(Data about app and page elements)
-------

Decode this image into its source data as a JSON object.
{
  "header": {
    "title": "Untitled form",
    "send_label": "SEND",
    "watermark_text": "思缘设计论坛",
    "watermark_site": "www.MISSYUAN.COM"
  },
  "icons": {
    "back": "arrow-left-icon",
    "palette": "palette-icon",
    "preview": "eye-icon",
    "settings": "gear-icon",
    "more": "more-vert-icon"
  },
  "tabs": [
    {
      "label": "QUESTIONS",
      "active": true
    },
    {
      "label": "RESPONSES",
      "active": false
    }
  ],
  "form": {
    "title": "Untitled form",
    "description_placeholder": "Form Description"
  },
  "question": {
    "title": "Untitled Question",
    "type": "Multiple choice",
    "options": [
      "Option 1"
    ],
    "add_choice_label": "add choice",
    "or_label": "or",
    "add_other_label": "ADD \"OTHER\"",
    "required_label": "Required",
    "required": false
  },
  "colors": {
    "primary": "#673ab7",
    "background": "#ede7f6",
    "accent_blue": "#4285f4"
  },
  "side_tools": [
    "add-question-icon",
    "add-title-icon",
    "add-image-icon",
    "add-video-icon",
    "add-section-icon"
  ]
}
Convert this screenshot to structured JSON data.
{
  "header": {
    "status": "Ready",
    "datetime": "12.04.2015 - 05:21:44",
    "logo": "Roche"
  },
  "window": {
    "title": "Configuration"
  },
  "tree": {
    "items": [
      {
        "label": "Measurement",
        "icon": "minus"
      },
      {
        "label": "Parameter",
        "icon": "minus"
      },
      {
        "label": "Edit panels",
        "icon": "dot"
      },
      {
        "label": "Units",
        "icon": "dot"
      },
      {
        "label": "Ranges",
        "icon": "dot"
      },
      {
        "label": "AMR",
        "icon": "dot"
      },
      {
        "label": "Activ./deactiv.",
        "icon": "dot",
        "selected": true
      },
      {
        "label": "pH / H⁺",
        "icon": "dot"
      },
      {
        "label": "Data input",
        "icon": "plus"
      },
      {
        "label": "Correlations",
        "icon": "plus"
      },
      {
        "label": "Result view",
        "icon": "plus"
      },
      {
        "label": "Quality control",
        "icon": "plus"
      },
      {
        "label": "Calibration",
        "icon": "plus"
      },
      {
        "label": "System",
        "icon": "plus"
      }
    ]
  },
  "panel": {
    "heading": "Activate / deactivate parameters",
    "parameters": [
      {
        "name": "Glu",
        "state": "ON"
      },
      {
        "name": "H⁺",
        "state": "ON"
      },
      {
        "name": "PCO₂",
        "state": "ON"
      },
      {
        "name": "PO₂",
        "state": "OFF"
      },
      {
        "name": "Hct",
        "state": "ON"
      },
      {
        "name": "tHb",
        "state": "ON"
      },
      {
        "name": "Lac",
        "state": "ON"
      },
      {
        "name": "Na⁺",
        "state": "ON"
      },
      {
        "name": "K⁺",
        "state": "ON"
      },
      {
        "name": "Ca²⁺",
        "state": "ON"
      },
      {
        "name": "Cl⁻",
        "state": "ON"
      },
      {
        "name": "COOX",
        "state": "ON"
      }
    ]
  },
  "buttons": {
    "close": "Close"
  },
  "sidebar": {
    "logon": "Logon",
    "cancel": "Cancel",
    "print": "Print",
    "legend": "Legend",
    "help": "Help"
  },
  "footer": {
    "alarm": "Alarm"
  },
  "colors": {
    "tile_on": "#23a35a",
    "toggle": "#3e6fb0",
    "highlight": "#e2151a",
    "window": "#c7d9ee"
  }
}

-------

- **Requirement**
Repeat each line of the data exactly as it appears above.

- **Completed task**
Decode this image into its source data as a JSON object.
{
  "header": {
    "title": "Untitled form",
    "send_label": "SEND",
    "watermark_text": "思缘设计论坛",
    "watermark_site": "www.MISSYUAN.COM"
  },
  "icons": {
    "back": "arrow-left-icon",
    "palette": "palette-icon",
    "preview": "eye-icon",
    "settings": "gear-icon",
    "more": "more-vert-icon"
  },
  "tabs": [
    {
      "label": "QUESTIONS",
      "active": true
    },
    {
      "label": "RESPONSES",
      "active": false
    }
  ],
  "form": {
    "title": "Untitled form",
    "description_placeholder": "Form Description"
  },
  "question": {
    "title": "Untitled Question",
    "type": "Multiple choice",
    "options": [
      "Option 1"
    ],
    "add_choice_label": "add choice",
    "or_label": "or",
    "add_other_label": "ADD \"OTHER\"",
    "required_label": "Required",
    "required": false
  },
  "colors": {
    "primary": "#673ab7",
    "background": "#ede7f6",
    "accent_blue": "#4285f4"
  },
  "side_tools": [
    "add-question-icon",
    "add-title-icon",
    "add-image-icon",
    "add-video-icon",
    "add-section-icon"
  ]
}
Convert this screenshot to structured JSON data.
{
  "header": {
    "status": "Ready",
    "datetime": "12.04.2015 - 05:21:44",
    "logo": "Roche"
  },
  "window": {
    "title": "Configuration"
  },
  "tree": {
    "items": [
      {
        "label": "Measurement",
        "icon": "minus"
      },
      {
        "label": "Parameter",
        "icon": "minus"
      },
      {
        "label": "Edit panels",
        "icon": "dot"
      },
      {
        "label": "Units",
        "icon": "dot"
      },
      {
        "label": "Ranges",
        "icon": "dot"
      },
      {
        "label": "AMR",
        "icon": "dot"
      },
      {
        "label": "Activ./deactiv.",
        "icon": "dot",
        "selected": true
      },
      {
        "label": "pH / H⁺",
        "icon": "dot"
      },
      {
        "label": "Data input",
        "icon": "plus"
      },
      {
        "label": "Correlations",
        "icon": "plus"
      },
      {
        "label": "Result view",
        "icon": "plus"
      },
      {
        "label": "Quality control",
        "icon": "plus"
      },
      {
        "label": "Calibration",
        "icon": "plus"
      },
      {
        "label": "System",
        "icon": "plus"
      }
    ]
  },
  "panel": {
    "heading": "Activate / deactivate parameters",
    "parameters": [
      {
        "name": "Glu",
        "state": "ON"
      },
      {
        "name": "H⁺",
        "state": "ON"
      },
      {
        "name": "PCO₂",
        "state": "ON"
      },
      {
        "name": "PO₂",
        "state": "OFF"
      },
      {
        "name": "Hct",
        "state": "ON"
      },
      {
        "name": "tHb",
        "state": "ON"
      },
      {
        "name": "Lac",
        "state": "ON"
      },
      {
        "name": "Na⁺",
        "state": "ON"
      },
      {
        "name": "K⁺",
        "state": "ON"
      },
      {
        "name": "Ca²⁺",
        "state": "ON"
      },
      {
        "name": "Cl⁻",
        "state": "ON"
      },
      {
        "name": "COOX",
        "state": "ON"
      }
    ]
  },
  "buttons": {
    "close": "Close"
  },
  "sidebar": {
    "logon": "Logon",
    "cancel": "Cancel",
    "print": "Print",
    "legend": "Legend",
    "help": "Help"
  },
  "footer": {
    "alarm": "Alarm"
  },
  "colors": {
    "tile_on": "#23a35a",
    "toggle": "#3e6fb0",
    "highlight": "#e2151a",
    "window": "#c7d9ee"
  }
}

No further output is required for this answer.